Provided entries below:

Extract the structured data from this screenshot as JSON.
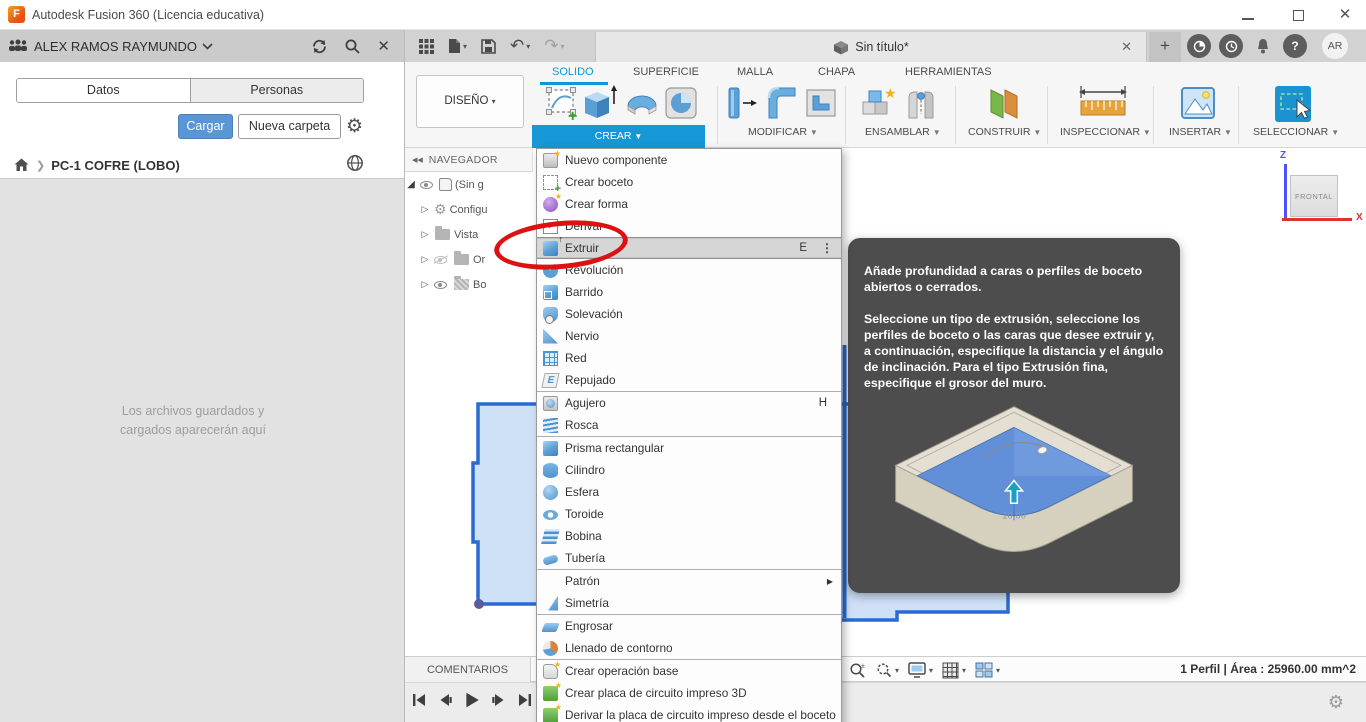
{
  "window": {
    "title": "Autodesk Fusion 360 (Licencia educativa)",
    "controls": [
      "minimize-icon",
      "maximize-icon",
      "close-icon"
    ]
  },
  "left_panel": {
    "user": "ALEX RAMOS RAYMUNDO",
    "header_icons": [
      "people-icon",
      "refresh-icon",
      "search-icon",
      "close-icon"
    ],
    "tabs": [
      {
        "label": "Datos",
        "active": true
      },
      {
        "label": "Personas",
        "active": false
      }
    ],
    "upload_button": "Cargar",
    "new_folder_button": "Nueva carpeta",
    "breadcrumb": {
      "home_icon": "home-icon",
      "project": "PC-1 COFRE (LOBO)",
      "right_icon": "globe-icon"
    },
    "empty_message_line1": "Los archivos guardados y",
    "empty_message_line2": "cargados aparecerán aquí"
  },
  "appbar": {
    "icons": [
      "app-grid-icon",
      "file-icon",
      "save-icon",
      "undo-icon",
      "redo-icon"
    ],
    "document_tab": {
      "title": "Sin título*",
      "icon": "cube-icon",
      "close_icon": "close-icon"
    },
    "new_tab_label": "+",
    "right_icons": [
      "extensions-icon",
      "clock-icon",
      "bell-icon",
      "help-icon"
    ],
    "avatar": "AR"
  },
  "toolbar": {
    "workspace": "DISEÑO",
    "tabs": [
      {
        "label": "SOLIDO",
        "active": true
      },
      {
        "label": "SUPERFICIE",
        "active": false
      },
      {
        "label": "MALLA",
        "active": false
      },
      {
        "label": "CHAPA",
        "active": false
      },
      {
        "label": "HERRAMIENTAS",
        "active": false
      }
    ],
    "groups": [
      {
        "label": "CREAR",
        "highlighted": true,
        "icons": [
          "create-sketch-icon",
          "extrude-icon",
          "revolve-icon",
          "hole-icon"
        ]
      },
      {
        "label": "MODIFICAR",
        "highlighted": false,
        "icons": [
          "press-pull-icon",
          "fillet-icon",
          "shell-icon"
        ]
      },
      {
        "label": "ENSAMBLAR",
        "highlighted": false,
        "icons": [
          "new-component-icon",
          "joint-icon"
        ]
      },
      {
        "label": "CONSTRUIR",
        "highlighted": false,
        "icons": [
          "construction-plane-icon"
        ]
      },
      {
        "label": "INSPECCIONAR",
        "highlighted": false,
        "icons": [
          "measure-icon"
        ]
      },
      {
        "label": "INSERTAR",
        "highlighted": false,
        "icons": [
          "insert-image-icon"
        ]
      },
      {
        "label": "SELECCIONAR",
        "highlighted": false,
        "icons": [
          "select-icon"
        ]
      }
    ]
  },
  "navigator": {
    "title": "NAVEGADOR",
    "collapse_icon": "collapse-left-icon",
    "root_label": "(Sin g",
    "items": [
      {
        "label": "Configu",
        "icon": "gear-icon",
        "eye": "none"
      },
      {
        "label": "Vista",
        "icon": "folder-icon",
        "eye": "none"
      },
      {
        "label": "Or",
        "icon": "folder-icon",
        "eye": "hidden"
      },
      {
        "label": "Bo",
        "icon": "sketch-folder-icon",
        "eye": "visible"
      }
    ]
  },
  "create_menu": {
    "items": [
      {
        "label": "Nuevo componente",
        "icon": "nuevo-componente"
      },
      {
        "label": "Crear boceto",
        "icon": "crear-boceto"
      },
      {
        "label": "Crear forma",
        "icon": "crear-forma"
      },
      {
        "label": "Derivar",
        "icon": "derivar"
      },
      {
        "label": "Extruir",
        "icon": "extruir",
        "shortcut": "E",
        "highlighted": true,
        "more": true
      },
      {
        "label": "Revolución",
        "icon": "revolucion"
      },
      {
        "label": "Barrido",
        "icon": "barrido"
      },
      {
        "label": "Solevación",
        "icon": "solevacion"
      },
      {
        "label": "Nervio",
        "icon": "nervio"
      },
      {
        "label": "Red",
        "icon": "red"
      },
      {
        "label": "Repujado",
        "icon": "repujado",
        "divider_after": true
      },
      {
        "label": "Agujero",
        "icon": "agujero",
        "shortcut": "H"
      },
      {
        "label": "Rosca",
        "icon": "rosca",
        "divider_after": true
      },
      {
        "label": "Prisma rectangular",
        "icon": "prisma"
      },
      {
        "label": "Cilindro",
        "icon": "cilindro"
      },
      {
        "label": "Esfera",
        "icon": "esfera"
      },
      {
        "label": "Toroide",
        "icon": "toroide"
      },
      {
        "label": "Bobina",
        "icon": "bobina"
      },
      {
        "label": "Tubería",
        "icon": "tuberia",
        "divider_after": true
      },
      {
        "label": "Patrón",
        "icon": "none",
        "submenu": true
      },
      {
        "label": "Simetría",
        "icon": "simetria",
        "divider_after": true
      },
      {
        "label": "Engrosar",
        "icon": "engrosar"
      },
      {
        "label": "Llenado de contorno",
        "icon": "llenado",
        "divider_after": true
      },
      {
        "label": "Crear operación base",
        "icon": "operacion-base"
      },
      {
        "label": "Crear placa de circuito impreso 3D",
        "icon": "placa-3d"
      },
      {
        "label": "Derivar la placa de circuito impreso desde el boceto",
        "icon": "derivar-placa"
      }
    ]
  },
  "tooltip": {
    "paragraph1": "Añade profundidad a caras o perfiles de boceto abiertos o cerrados.",
    "paragraph2": "Seleccione un tipo de extrusión, seleccione los perfiles de boceto o las caras que desee extruir y, a continuación, especifique la distancia y el ángulo de inclinación. Para el tipo Extrusión fina, especifique el grosor del muro.",
    "illustration_dimension": "10.00"
  },
  "viewcube": {
    "face": "FRONTAL",
    "axis_z": "Z",
    "axis_x": "X"
  },
  "status_bar": {
    "comments_label": "COMENTARIOS",
    "display_tools": [
      "zoom-icon",
      "zoom-window-icon",
      "display-settings-icon",
      "grid-icon",
      "viewports-icon"
    ],
    "selection_info": "1 Perfil | Área : 25960.00 mm^2"
  },
  "timeline": {
    "controls": [
      "skip-start-icon",
      "step-back-icon",
      "play-icon",
      "step-forward-icon",
      "skip-end-icon"
    ],
    "gear_icon": "gear-icon"
  },
  "colors": {
    "accent_blue": "#0a99d6",
    "menu_highlight": "#d6d6d6",
    "tooltip_background": "#4d4d4d",
    "annotation_red": "#dd1111",
    "sketch_fill": "#cfe1f7",
    "sketch_stroke": "#2a6bd2",
    "upload_button_blue": "#5a96d5"
  }
}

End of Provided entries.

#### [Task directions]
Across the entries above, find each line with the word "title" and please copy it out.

#### [Answer area]
    "title": "Autodesk Fusion 360 (Licencia educativa)",
      "title": "Sin título*",
    "title": "NAVEGADOR",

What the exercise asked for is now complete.